Hey Sean! Yesterday when I posted my response, I saw that – almost at the same time – you posted your new essay on the theme of *Notknowing* (wonderful and helpful, thank you!). I found it somehow important and synchronous, because the response I posted was a shorter version of my longer response in which I was all about how Notknowing shapes my life. Anyway, the main idea of my response was that my disposition is – I Don't Know- and that perhaps it's okay, more than okay, as you would say :) Notknowing is the hardest thing in my life. The challenge I struggle with every day. But it could be the most beautiful thing, it could be a Gift - if I accept it - and see that there is nothing wrong with notknowing :) When I say I Don't Know, --- I honestly Don't Know,----- I've tried so many ideas, but they all fall off me. I have to impose them on myself, otherwise they don't stay. So, I always end up alone, with no idea to hang on to (too long), with notknowing being my best choice and my most honest answer.ReplyDelete

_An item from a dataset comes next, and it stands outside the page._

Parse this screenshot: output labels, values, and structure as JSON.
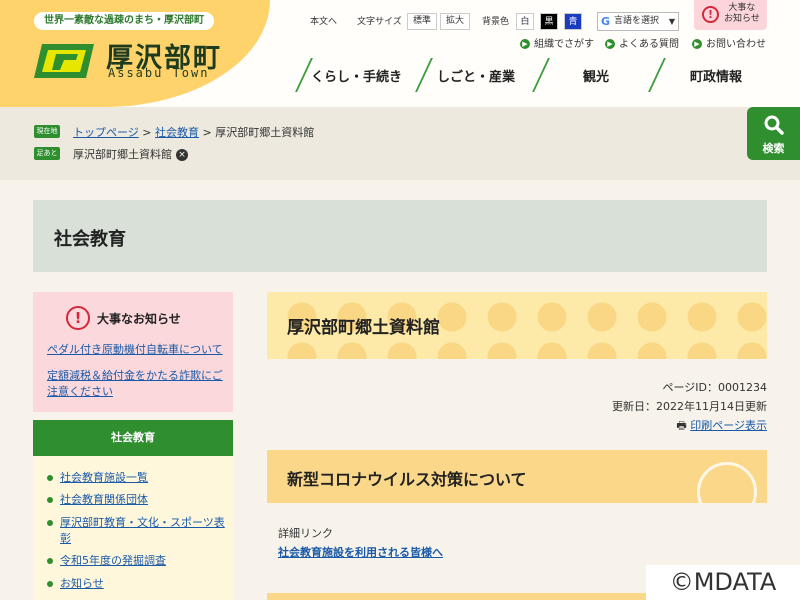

If I hadn't conditioned myself that right Knowledge is one of the most important things in Life, perhaps I wouldn't suffer because of it. This idea of knowledge is my apple that's haunting Eden :)
But there is a way- a wonderful natural way of things – and sweet irony in it ---- imagine how much will in Notknowing relish the one who never allowed himself to not know? With how much joy he would bring himself and his weary mind to that pond and have a bath :) When he finally does - allow himself to relax :)-- realizing notknowing is his true knowing:) At rest finally.
I am falling to that. I truly am.
I do think that desperate search for answers comes out of fear of not - finding*living the right anwser. Out of fear of not being right and good and perfect. Perhaps also out of too much power given to external (truth, agreements), and not enough on internal sense of self-knowing which manifests itself simply as being. There is no *special* knowledge in – happy Living. But we were thought and conditioned otherwise, so it is hard to let go our Lust for knowledge- it is a survival instinct. When it is said – Surrender your Life – it feels exactly that way - kind of scary. It's surrrendering your weapons for survival, and staying blank. Perhaps only with flowers (Bluets:)), realizing you had them all along on you (perhaps on your shirt, where your heart is) and that they were what kept you Alive and Brave and Going, not those other weapons:)
That is why I say I am Lost to knowledge. Because I realize I will never get it. I will never get special knowledge. Surrender is a relief after ages of fighting - to no peace. When we stay blank, we realize our defeat is our victory, because only then we see that all along we had and have God, in whom there is everything undivided (and knowledge is there :)). If we want Life, we won't spend it on the war battlefield where there is only Death and pain.
So being Lost to Ideas (to partiality) - could be finding God... Knowledge and learning always move, there is no end. If one wants do something Now (like Live in peace without anxiety), he must decide that he knows enough :) We are never Lost to God, only to our Ideas of him...
As for landscapes, yes .. we are the mountain.... I do feel that the Meeting of internal and external is somehow infused to your writing .. always.. There is a sense of space... moving.. Love and Grace :) You do make your landscapes sacred*
To all of this I say "yes," hoping to avoid rendering unknowing just another form of knowing (as in "I know that unknowing is the answer").ReplyDelete
Eden, I think, is not haunted by apples but rather is haunted by those who hunt apples . . .
And wordiness clouds the way, and ellipsis are never not in order . . . Heaven perhaps a lacunae we do not rush to fill . . .
Yes, I agree***ReplyDelete